Professional athletes wear Mueller braces and supports to avoid initial injuries, and to protect areas of previous injuries. This is essential for contact sports, like football, hockey, or rugby, but even athletes in non-contact sports are proactive. Tennis players wear wrist supports, skateboarders typically have elbow and knee pads, and hikers often wear ankle supports for stability. They are protecting the joints and muscles that will get the most use to avoid injuries caused by repetitious movements.
If experienced athletes in excellent physical shape are taking precautions, those who dabble in sports or repetitious activities will certainly require a bit of extra support. High school players, those participating in a company baseball or bowling league, and friends who get together for volleyball in the back yard or the local recreation center should take weaknesses into account. The mind will attempt to convince players they are invincible, but the body will not respond in kind.
Most Mueller braces and supports are available over-the-counter and are quite affordable. The cost, time, and effort of protecting the joints is minimal. The cost, pain, and recovery time from even minor strains and injuries will be significantly higher. In addition to avoiding injury, supports also help joints by absorbing shock and pressure, and providing stability.
Lessen if Not Avoid
Braces, supports, ace wraps, and pads will not completely prevent injuries. Severe trauma, a fluke twist or turn, and a bad fall will result in an injury. The degree of damage caused by the injury will be lessened if the area has extra support at the time of injury. A wrist splint, for example, may be the difference between a clean break and a shattered joint that requires pins or rods to repair.
Not Just for Athletes

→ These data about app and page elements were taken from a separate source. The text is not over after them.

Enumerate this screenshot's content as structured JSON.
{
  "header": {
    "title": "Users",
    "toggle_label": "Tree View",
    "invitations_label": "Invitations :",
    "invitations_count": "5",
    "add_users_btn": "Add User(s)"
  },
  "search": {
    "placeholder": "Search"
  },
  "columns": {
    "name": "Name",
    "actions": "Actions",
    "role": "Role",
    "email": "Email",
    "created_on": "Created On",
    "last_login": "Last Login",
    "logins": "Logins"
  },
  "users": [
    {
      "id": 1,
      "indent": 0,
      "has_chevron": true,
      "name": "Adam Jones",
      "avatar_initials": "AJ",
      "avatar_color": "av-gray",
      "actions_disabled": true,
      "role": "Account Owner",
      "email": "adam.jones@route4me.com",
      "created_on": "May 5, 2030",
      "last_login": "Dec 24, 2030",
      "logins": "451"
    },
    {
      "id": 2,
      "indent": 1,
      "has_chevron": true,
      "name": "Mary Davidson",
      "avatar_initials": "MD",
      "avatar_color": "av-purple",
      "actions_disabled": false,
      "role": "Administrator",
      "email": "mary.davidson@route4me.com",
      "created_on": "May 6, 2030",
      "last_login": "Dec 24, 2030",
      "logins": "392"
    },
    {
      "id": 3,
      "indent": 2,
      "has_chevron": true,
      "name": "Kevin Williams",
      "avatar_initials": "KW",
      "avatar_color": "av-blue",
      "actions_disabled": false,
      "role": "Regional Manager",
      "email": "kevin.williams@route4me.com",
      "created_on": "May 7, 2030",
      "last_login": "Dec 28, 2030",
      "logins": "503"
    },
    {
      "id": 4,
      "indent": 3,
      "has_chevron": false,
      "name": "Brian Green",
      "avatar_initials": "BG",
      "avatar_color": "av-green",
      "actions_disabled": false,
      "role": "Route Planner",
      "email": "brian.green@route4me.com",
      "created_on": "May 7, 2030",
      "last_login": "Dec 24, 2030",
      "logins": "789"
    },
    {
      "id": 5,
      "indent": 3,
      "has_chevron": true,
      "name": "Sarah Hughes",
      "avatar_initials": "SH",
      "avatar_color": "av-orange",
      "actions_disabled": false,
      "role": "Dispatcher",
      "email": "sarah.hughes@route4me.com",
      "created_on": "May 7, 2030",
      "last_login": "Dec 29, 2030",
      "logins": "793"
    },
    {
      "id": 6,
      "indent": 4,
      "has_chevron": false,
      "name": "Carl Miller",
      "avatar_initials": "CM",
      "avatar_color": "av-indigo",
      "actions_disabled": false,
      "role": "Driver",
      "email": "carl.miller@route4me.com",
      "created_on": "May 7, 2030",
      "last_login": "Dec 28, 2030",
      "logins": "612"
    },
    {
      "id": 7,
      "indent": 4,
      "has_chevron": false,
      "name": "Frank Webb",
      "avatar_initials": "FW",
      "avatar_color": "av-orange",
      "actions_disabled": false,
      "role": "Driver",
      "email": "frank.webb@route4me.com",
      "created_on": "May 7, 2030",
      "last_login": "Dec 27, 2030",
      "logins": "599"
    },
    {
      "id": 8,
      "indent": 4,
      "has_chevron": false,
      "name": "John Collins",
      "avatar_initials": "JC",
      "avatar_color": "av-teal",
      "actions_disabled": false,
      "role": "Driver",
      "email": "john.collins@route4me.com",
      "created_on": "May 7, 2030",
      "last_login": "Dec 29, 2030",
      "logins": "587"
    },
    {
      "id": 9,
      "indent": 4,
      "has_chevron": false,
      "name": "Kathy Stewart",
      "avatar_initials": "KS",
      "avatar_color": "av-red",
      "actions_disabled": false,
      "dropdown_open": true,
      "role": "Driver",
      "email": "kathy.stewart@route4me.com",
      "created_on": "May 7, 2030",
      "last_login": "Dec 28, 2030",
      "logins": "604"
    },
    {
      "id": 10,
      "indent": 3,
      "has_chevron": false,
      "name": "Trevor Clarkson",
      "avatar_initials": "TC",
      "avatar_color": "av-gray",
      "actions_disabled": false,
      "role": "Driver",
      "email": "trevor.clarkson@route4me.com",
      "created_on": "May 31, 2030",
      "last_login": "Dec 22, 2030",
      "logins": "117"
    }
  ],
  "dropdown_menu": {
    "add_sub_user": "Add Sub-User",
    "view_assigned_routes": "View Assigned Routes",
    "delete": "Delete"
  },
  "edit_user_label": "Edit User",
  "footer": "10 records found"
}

Light support, such as compression socks, a soft cuff for the wrist, or a stretchy back belt, is ideal for people who have high risk occupations. Security guards are constantly on their feet and walking or standing for long periods of time. Gel cushioning inserts in shoes and compression socks for better circulation will avoid sore feet, spider or varicose veins in the legs, and knee and hip pain from continued pressure.
Those who lift inventory, people in care facilities, or windows and gutters for renovations will benefit from back belts. In this case the belt serves a dual purpose. It supports the lower back and abdomen, as well as remind people of proper body mechanics while lifting. Professionals who are not sure what type of support is appropriate, can ask a doctor or physical therapist for recommendations.